[Supplied material]

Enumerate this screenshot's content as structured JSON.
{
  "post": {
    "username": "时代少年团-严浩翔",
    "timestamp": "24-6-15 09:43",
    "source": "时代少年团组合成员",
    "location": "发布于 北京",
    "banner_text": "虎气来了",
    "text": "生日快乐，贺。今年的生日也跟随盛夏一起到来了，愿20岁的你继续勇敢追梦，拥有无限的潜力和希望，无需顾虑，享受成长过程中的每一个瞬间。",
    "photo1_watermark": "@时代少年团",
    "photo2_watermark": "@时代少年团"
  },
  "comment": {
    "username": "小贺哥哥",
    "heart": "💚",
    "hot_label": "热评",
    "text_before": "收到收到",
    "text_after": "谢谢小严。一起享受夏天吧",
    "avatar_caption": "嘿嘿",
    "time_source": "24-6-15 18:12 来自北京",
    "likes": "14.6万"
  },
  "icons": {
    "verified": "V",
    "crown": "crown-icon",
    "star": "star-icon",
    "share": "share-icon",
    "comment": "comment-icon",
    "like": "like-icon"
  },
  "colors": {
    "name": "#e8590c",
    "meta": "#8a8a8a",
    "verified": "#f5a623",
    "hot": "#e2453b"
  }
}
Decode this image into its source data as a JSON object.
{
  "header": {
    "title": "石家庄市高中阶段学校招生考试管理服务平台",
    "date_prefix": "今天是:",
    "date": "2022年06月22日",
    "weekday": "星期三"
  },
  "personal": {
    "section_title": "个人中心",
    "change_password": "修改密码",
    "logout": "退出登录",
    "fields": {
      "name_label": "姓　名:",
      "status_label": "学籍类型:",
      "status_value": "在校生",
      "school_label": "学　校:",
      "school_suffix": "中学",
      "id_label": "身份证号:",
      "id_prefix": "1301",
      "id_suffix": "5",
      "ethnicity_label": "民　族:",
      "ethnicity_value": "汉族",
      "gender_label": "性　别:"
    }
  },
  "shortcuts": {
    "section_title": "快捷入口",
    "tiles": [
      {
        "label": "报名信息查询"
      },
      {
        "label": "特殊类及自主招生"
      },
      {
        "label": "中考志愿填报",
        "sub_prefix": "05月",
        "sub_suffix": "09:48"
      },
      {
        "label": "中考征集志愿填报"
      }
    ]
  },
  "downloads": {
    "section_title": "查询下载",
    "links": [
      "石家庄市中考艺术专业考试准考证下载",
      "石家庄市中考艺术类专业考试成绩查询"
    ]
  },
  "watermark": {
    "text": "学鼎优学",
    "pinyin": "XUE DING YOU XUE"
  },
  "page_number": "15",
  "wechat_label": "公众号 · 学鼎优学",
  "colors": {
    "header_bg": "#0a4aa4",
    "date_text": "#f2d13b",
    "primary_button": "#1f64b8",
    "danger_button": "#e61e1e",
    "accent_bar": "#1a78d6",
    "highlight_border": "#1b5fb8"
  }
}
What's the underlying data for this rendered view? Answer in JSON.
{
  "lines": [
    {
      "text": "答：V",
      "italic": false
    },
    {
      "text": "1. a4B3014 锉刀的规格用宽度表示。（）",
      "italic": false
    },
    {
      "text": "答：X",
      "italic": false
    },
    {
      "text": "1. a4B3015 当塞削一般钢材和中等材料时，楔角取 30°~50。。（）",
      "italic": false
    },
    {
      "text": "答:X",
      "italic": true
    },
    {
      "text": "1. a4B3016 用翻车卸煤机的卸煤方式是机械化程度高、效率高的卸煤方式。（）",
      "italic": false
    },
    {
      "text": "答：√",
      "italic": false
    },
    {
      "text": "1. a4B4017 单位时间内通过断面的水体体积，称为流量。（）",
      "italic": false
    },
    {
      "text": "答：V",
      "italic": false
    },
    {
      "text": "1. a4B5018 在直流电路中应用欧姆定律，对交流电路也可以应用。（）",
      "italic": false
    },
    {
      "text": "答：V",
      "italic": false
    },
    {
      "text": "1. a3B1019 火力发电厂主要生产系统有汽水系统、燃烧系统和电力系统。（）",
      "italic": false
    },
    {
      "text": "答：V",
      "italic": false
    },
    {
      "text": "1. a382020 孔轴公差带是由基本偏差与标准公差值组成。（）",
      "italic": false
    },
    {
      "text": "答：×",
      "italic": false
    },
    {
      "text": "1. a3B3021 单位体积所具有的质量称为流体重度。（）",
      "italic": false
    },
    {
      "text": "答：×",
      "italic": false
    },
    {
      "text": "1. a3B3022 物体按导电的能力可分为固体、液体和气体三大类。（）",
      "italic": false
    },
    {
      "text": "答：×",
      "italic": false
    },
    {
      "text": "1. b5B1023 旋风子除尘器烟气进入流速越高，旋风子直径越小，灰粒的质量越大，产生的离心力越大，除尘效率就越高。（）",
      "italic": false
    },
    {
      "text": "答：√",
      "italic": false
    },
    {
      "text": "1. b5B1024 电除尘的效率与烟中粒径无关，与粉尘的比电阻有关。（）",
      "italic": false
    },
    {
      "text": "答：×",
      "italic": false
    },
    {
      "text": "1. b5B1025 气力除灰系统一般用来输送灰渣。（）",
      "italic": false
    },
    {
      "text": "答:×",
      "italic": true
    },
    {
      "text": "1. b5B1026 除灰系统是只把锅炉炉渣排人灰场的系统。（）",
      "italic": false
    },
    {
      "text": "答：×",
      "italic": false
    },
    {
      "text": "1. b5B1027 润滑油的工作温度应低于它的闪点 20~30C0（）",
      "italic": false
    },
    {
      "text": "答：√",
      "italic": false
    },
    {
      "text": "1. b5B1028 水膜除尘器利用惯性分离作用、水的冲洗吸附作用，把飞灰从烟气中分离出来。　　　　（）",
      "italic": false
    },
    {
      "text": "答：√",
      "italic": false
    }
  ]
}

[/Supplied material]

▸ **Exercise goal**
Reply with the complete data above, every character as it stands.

▸ **Answer space**
Enumerate this screenshot's content as structured JSON.
{
  "post": {
    "username": "时代少年团-严浩翔",
    "timestamp": "24-6-15 09:43",
    "source": "时代少年团组合成员",
    "location": "发布于 北京",
    "banner_text": "虎气来了",
    "text": "生日快乐，贺。今年的生日也跟随盛夏一起到来了，愿20岁的你继续勇敢追梦，拥有无限的潜力和希望，无需顾虑，享受成长过程中的每一个瞬间。",
    "photo1_watermark": "@时代少年团",
    "photo2_watermark": "@时代少年团"
  },
  "comment": {
    "username": "小贺哥哥",
    "heart": "💚",
    "hot_label": "热评",
    "text_before": "收到收到",
    "text_after": "谢谢小严。一起享受夏天吧",
    "avatar_caption": "嘿嘿",
    "time_source": "24-6-15 18:12 来自北京",
    "likes": "14.6万"
  },
  "icons": {
    "verified": "V",
    "crown": "crown-icon",
    "star": "star-icon",
    "share": "share-icon",
    "comment": "comment-icon",
    "like": "like-icon"
  },
  "colors": {
    "name": "#e8590c",
    "meta": "#8a8a8a",
    "verified": "#f5a623",
    "hot": "#e2453b"
  }
}
Decode this image into its source data as a JSON object.
{
  "header": {
    "title": "石家庄市高中阶段学校招生考试管理服务平台",
    "date_prefix": "今天是:",
    "date": "2022年06月22日",
    "weekday": "星期三"
  },
  "personal": {
    "section_title": "个人中心",
    "change_password": "修改密码",
    "logout": "退出登录",
    "fields": {
      "name_label": "姓　名:",
      "status_label": "学籍类型:",
      "status_value": "在校生",
      "school_label": "学　校:",
      "school_suffix": "中学",
      "id_label": "身份证号:",
      "id_prefix": "1301",
      "id_suffix": "5",
      "ethnicity_label": "民　族:",
      "ethnicity_value": "汉族",
      "gender_label": "性　别:"
    }
  },
  "shortcuts": {
    "section_title": "快捷入口",
    "tiles": [
      {
        "label": "报名信息查询"
      },
      {
        "label": "特殊类及自主招生"
      },
      {
        "label": "中考志愿填报",
        "sub_prefix": "05月",
        "sub_suffix": "09:48"
      },
      {
        "label": "中考征集志愿填报"
      }
    ]
  },
  "downloads": {
    "section_title": "查询下载",
    "links": [
      "石家庄市中考艺术专业考试准考证下载",
      "石家庄市中考艺术类专业考试成绩查询"
    ]
  },
  "watermark": {
    "text": "学鼎优学",
    "pinyin": "XUE DING YOU XUE"
  },
  "page_number": "15",
  "wechat_label": "公众号 · 学鼎优学",
  "colors": {
    "header_bg": "#0a4aa4",
    "date_text": "#f2d13b",
    "primary_button": "#1f64b8",
    "danger_button": "#e61e1e",
    "accent_bar": "#1a78d6",
    "highlight_border": "#1b5fb8"
  }
}
What's the underlying data for this rendered view? Answer in JSON.
{
  "lines": [
    {
      "text": "答：V",
      "italic": false
    },
    {
      "text": "1. a4B3014 锉刀的规格用宽度表示。（）",
      "italic": false
    },
    {
      "text": "答：X",
      "italic": false
    },
    {
      "text": "1. a4B3015 当塞削一般钢材和中等材料时，楔角取 30°~50。。（）",
      "italic": false
    },
    {
      "text": "答:X",
      "italic": true
    },
    {
      "text": "1. a4B3016 用翻车卸煤机的卸煤方式是机械化程度高、效率高的卸煤方式。（）",
      "italic": false
    },
    {
      "text": "答：√",
      "italic": false
    },
    {
      "text": "1. a4B4017 单位时间内通过断面的水体体积，称为流量。（）",
      "italic": false
    },
    {
      "text": "答：V",
      "italic": false
    },
    {
      "text": "1. a4B5018 在直流电路中应用欧姆定律，对交流电路也可以应用。（）",
      "italic": false
    },
    {
      "text": "答：V",
      "italic": false
    },
    {
      "text": "1. a3B1019 火力发电厂主要生产系统有汽水系统、燃烧系统和电力系统。（）",
      "italic": false
    },
    {
      "text": "答：V",
      "italic": false
    },
    {
      "text": "1. a382020 孔轴公差带是由基本偏差与标准公差值组成。（）",
      "italic": false
    },
    {
      "text": "答：×",
      "italic": false
    },
    {
      "text": "1. a3B3021 单位体积所具有的质量称为流体重度。（）",
      "italic": false
    },
    {
      "text": "答：×",
      "italic": false
    },
    {
      "text": "1. a3B3022 物体按导电的能力可分为固体、液体和气体三大类。（）",
      "italic": false
    },
    {
      "text": "答：×",
      "italic": false
    },
    {
      "text": "1. b5B1023 旋风子除尘器烟气进入流速越高，旋风子直径越小，灰粒的质量越大，产生的离心力越大，除尘效率就越高。（）",
      "italic": false
    },
    {
      "text": "答：√",
      "italic": false
    },
    {
      "text": "1. b5B1024 电除尘的效率与烟中粒径无关，与粉尘的比电阻有关。（）",
      "italic": false
    },
    {
      "text": "答：×",
      "italic": false
    },
    {
      "text": "1. b5B1025 气力除灰系统一般用来输送灰渣。（）",
      "italic": false
    },
    {
      "text": "答:×",
      "italic": true
    },
    {
      "text": "1. b5B1026 除灰系统是只把锅炉炉渣排人灰场的系统。（）",
      "italic": false
    },
    {
      "text": "答：×",
      "italic": false
    },
    {
      "text": "1. b5B1027 润滑油的工作温度应低于它的闪点 20~30C0（）",
      "italic": false
    },
    {
      "text": "答：√",
      "italic": false
    },
    {
      "text": "1. b5B1028 水膜除尘器利用惯性分离作用、水的冲洗吸附作用，把飞灰从烟气中分离出来。　　　　（）",
      "italic": false
    },
    {
      "text": "答：√",
      "italic": false
    }
  ]
}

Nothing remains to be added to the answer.